Widgets Magazine

When Naseer was brutally attacked and Om saved his life

The story of two poster boys of Indian Parallel Cinema

Author Sushobhit Saktawat
There are many layers of the friendship of Naseeruddin Shah and Om Puri. Both of these lived through the days of misery and hardships. Both dreamt together and lived their dreams together too. Both went on to become the poster boys of Indian Parallel Cinema. Their personal bonding has many dimensions. They both have been a part of a historical narrative, an art movement, which had unfolded in India some four dacades ago.
Nasser and Om both hail from middle class families. They were no prince charming. In those days, it could not have been even imagined that people with such ordinary features can become heroes in Hindi films.

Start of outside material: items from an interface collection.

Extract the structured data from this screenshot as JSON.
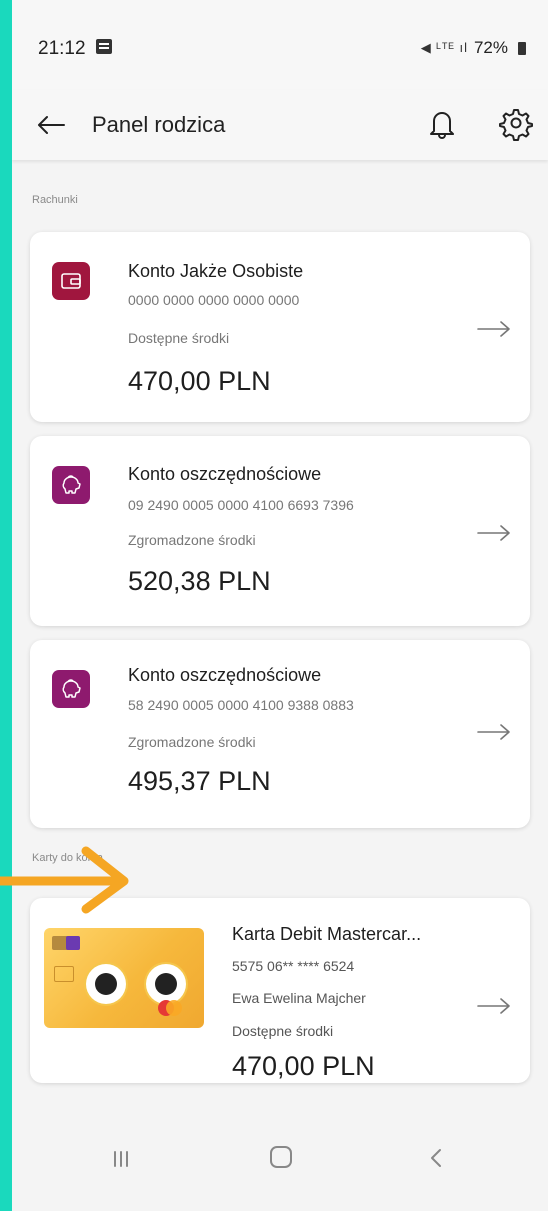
{
  "status": {
    "time": "21:12",
    "signal": "◀ ᴸᵀᴱ ıl",
    "battery": "72%"
  },
  "header": {
    "title": "Panel rodzica"
  },
  "sections": {
    "accounts": "Rachunki",
    "cards": "Karty do konta"
  },
  "accounts": [
    {
      "name": "Konto Jakże Osobiste",
      "number": "0000 0000 0000 0000 0000",
      "label": "Dostępne środki",
      "amount": "470,00 PLN",
      "icon": "wallet-icon",
      "color": "#a0163e"
    },
    {
      "name": "Konto oszczędnościowe",
      "number": "09 2490 0005 0000 4100 6693 7396",
      "label": "Zgromadzone środki",
      "amount": "520,38 PLN",
      "icon": "piggy-bank-icon",
      "color": "#8e1a6e"
    },
    {
      "name": "Konto oszczędnościowe",
      "number": "58 2490 0005 0000 4100 9388 0883",
      "label": "Zgromadzone środki",
      "amount": "495,37 PLN",
      "icon": "piggy-bank-icon",
      "color": "#8e1a6e"
    }
  ],
  "card": {
    "name": "Karta Debit Mastercar...",
    "number": "5575 06** **** 6524",
    "holder": "Ewa Ewelina Majcher",
    "label": "Dostępne środki",
    "amount": "470,00 PLN"
  },
  "colors": {
    "frame": "#1ad9bd",
    "annotation": "#f5a623"
  }
}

But thanks to the parallel cinema movement, unleashed by the likes of Mrinal Sen, M.S. Sathyu, and Govind Nihlani, they found their feet in Mumbai and created a niche for themselves, a great legacy for the posterity.
They studied in National School of Drama in Delhi together. Then they both joined Film and Television institute in Pune. Naseer got his break (“Nishant”, 1975) ahead of Om but once there, Naseer tried his best to make way for Om too. Naseer was immediately appreciated as an actor, Om took time to warm up, however as soon as he started getting his chances, there was no looking back for him.
In his autobiography “And Then One Day”, Naseer has been brutally honest about himself as well as others, but in the book he always referred to Om with affection. He even went on to say that Om have been an inspiration for him. In NSD, it was Om who was thought to be more accomplished actor than Naseer and this had prompted Naseer to work harder on himself. In FTII, Naseer had lead a student’s protest against then chairman Girish Karnad, and Om had dedicatedly stood by his side.
Not many people know that during the shooting of Manthan, a brutal attack was led onto Naseer. The attacker was an another actor Rajendra Jaspal, who had worked earlier in “Arvind Desai ki Ajab Dastaan.” Om was by his side when this particular incident happened. He took him to hospital and looked after him. Naseer says that if Om was not there on that day, then he probably would not have survived.
Initially Om would only get minor roles. Even in films of Naseer like “Sparsh”, “Albert Pinto”, “Paar”, “Bhavani Bhavai” etc he played little hand. But in “Aakrosh”, Om’s still minor performance compared to Naseer caught eye of everybody. This culminated in “Ardh Satya”, where Om got the role of lifetime. Now Om was main lead and Naseer was playing a little part. There is a scene in the film, where Om is seen paying bills of Naseer. This seems to have a symbolic value. We can say that in “Ardh Satya”, Om got himself out of debt of Naseer and went on to become the central figure of parallel cinema himself, since by that time Naseer was more keen to work for mainstream cinema.
From 1980 to 1985, there was a phase when the National Award for best actor was constantly shared by Naseer and Om. Naseer won it for “Sparsh” and “Paar”, Om won it for “Ardh Satya” and “Arohan.” Who knows during those days these two would have sit together and remembered the good old days of NSD and FTII. Naseer is indeed a superior actor between two, but Om had an acid intensity about him which could not be matched by anyone else. In many ways these two were complimentary to each other. Now when we have lost Om forever, it would be hard to imagine how solitary Naseer must be feeling today.
Widgets Magazine
Widgets Magazine
Widgets Magazine